A little taste of everything that’s out there
Ars Technica » Scientific Method 2022-08-13
If the spectacular images from the NASA James Webb Space Telescope have you hankering to learn more about what’s Out There—or at least to see more pretty pictures of it—The Short Story of the Universe arrives just in time to sate your craving.
Like all of the books in the Short Story of... series, Gemma Lavender's The Short Story of the Universe (Amazon, Bookshop) is organized into four cross-referenced sections. First is Structure, which begins with the Universe and ends with subatomic particles. Next is History and Future. It begins “Before the Beginning” (the "beginning" being the Big Bang, T=0, 13.8 billion years ago) and ends with “The Fate of the Universe” at T > 10100 years.

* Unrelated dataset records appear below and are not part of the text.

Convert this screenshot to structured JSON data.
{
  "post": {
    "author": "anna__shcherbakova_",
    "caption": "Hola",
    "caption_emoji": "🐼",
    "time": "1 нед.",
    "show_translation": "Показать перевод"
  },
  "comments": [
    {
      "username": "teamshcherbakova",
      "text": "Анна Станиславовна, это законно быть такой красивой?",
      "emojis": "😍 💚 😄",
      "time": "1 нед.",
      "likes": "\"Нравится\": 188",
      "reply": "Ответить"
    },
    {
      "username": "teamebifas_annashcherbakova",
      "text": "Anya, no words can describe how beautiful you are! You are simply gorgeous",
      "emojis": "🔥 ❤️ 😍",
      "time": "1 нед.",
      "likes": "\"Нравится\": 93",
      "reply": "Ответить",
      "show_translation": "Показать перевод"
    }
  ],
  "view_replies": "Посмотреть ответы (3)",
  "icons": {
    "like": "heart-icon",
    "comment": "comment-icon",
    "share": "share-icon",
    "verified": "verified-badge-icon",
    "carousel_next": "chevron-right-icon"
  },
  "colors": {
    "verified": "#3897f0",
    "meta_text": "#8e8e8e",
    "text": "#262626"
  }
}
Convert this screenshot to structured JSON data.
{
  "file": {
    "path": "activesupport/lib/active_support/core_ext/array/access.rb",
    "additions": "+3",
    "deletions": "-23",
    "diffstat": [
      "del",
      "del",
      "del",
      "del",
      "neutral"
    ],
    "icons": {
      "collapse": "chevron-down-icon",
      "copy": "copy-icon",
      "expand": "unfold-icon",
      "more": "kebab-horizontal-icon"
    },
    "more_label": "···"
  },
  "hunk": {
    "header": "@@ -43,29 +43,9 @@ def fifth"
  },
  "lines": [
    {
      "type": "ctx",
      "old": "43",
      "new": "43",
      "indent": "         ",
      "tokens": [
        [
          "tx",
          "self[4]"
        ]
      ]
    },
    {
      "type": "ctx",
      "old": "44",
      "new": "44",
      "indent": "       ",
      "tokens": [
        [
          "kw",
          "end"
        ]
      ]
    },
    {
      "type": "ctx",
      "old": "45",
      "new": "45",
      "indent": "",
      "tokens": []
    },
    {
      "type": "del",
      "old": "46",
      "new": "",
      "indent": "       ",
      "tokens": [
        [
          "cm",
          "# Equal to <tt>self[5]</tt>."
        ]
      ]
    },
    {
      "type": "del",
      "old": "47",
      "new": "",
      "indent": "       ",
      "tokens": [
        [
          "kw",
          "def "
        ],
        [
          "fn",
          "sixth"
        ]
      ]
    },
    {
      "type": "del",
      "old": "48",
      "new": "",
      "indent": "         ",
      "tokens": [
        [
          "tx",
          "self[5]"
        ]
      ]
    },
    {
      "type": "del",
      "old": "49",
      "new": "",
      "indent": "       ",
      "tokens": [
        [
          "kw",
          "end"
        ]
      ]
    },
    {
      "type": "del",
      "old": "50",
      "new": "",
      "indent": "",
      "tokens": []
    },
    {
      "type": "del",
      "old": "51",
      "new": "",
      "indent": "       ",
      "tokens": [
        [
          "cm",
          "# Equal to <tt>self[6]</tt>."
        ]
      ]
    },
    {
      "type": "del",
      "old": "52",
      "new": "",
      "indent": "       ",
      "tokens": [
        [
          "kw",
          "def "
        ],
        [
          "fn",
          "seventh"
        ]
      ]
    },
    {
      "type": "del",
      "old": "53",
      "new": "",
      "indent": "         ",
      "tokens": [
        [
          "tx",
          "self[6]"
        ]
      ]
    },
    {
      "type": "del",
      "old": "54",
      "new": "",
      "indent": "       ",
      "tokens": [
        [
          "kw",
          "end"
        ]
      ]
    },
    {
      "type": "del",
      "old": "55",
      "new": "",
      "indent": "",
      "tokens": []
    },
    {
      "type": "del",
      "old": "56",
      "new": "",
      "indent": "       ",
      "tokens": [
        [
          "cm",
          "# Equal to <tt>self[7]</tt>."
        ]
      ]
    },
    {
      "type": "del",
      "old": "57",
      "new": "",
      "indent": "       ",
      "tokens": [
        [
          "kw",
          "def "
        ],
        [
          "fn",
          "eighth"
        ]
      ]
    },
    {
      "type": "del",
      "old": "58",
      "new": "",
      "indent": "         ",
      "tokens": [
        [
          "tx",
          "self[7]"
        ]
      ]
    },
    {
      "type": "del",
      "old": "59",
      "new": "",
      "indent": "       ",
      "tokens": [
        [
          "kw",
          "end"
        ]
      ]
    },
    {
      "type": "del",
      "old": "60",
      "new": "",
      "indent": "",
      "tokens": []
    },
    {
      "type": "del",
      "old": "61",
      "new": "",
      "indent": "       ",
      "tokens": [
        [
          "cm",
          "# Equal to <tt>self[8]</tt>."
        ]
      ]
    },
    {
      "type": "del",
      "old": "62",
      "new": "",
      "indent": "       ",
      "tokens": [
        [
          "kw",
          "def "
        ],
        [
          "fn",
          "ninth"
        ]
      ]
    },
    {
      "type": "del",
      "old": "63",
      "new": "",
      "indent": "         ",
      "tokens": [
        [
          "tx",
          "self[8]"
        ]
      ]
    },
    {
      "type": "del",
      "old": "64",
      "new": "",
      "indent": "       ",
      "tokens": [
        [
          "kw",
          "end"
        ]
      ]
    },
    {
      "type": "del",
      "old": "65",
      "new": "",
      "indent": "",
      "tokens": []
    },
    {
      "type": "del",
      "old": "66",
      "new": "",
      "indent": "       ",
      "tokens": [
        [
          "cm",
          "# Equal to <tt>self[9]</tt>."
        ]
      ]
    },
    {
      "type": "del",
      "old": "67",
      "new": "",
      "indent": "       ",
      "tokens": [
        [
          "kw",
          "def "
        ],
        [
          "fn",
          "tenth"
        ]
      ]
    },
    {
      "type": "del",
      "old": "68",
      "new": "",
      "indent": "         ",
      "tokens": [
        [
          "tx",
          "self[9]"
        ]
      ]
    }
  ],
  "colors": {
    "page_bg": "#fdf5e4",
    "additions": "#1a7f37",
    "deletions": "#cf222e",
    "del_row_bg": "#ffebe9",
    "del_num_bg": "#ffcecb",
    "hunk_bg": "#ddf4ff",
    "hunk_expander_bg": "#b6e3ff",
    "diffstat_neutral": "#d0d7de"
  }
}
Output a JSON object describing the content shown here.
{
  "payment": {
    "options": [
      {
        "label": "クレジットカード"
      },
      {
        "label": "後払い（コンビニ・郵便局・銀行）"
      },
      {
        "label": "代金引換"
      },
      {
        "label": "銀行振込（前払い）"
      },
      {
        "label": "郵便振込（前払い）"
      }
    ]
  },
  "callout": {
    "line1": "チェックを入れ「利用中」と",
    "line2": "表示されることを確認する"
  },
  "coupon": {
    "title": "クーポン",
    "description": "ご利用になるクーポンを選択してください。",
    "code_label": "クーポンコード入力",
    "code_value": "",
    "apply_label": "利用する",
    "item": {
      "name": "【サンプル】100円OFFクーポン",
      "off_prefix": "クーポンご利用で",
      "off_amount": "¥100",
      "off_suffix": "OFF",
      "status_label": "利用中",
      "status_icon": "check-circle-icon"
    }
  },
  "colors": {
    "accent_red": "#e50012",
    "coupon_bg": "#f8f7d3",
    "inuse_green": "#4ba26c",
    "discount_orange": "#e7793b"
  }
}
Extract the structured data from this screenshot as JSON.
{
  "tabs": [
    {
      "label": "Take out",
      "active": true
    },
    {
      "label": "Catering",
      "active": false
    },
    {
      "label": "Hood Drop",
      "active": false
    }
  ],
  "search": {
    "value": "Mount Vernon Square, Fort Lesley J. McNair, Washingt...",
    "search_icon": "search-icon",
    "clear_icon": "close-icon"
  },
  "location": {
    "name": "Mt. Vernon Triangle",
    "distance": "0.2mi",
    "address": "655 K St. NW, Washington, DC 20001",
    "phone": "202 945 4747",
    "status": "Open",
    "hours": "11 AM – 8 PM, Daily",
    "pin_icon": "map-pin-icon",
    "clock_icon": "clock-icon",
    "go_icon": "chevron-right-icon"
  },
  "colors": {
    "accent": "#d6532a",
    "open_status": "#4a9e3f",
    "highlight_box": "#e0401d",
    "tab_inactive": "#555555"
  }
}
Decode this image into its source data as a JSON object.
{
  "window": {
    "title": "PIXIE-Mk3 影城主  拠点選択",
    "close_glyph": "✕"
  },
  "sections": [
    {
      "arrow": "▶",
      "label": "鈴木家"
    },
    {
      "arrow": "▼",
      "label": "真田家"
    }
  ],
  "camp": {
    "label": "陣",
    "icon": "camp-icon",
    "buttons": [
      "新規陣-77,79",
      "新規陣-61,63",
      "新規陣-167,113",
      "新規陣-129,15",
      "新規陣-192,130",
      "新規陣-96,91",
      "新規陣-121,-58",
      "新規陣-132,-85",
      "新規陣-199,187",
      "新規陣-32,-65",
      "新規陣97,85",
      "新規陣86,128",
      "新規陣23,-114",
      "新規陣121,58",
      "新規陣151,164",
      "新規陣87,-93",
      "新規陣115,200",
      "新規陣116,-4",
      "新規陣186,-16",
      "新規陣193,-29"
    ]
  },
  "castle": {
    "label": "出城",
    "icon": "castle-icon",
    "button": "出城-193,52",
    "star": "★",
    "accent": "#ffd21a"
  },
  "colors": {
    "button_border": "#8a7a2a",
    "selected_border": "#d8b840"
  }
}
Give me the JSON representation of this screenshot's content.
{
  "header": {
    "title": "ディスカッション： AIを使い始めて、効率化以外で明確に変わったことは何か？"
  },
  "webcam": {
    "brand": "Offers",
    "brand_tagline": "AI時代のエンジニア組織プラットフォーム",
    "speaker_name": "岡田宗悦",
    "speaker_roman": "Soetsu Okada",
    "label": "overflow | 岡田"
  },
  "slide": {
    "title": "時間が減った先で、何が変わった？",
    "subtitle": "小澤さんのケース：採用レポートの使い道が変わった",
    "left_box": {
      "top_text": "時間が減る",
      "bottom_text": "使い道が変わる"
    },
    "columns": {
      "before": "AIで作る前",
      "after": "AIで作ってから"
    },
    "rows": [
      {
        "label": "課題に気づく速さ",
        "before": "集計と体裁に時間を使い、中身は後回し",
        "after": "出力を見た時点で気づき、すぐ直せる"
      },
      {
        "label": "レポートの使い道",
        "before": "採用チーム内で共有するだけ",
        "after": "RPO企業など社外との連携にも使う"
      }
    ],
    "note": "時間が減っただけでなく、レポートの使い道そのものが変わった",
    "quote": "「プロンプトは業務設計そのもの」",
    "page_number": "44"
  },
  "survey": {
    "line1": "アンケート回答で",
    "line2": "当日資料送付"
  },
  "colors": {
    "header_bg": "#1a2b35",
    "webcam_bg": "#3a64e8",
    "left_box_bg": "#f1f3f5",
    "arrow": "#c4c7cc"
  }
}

The shape of that future depends on how dark energy behaves. If dark energy weakens over time, “it may cause gravity to lead the Universe slowly to contract back on itself in a Big Crunch.” Alternatively, if dark energy strengthens or even stays the same over time, the Universe will just keep on expanding forever until either all matter entropically decays into radiation or the fabric of space-time gets torn in a Big Rip. We don’t know which path dark energy will take because we don’t yet know what dark energy is.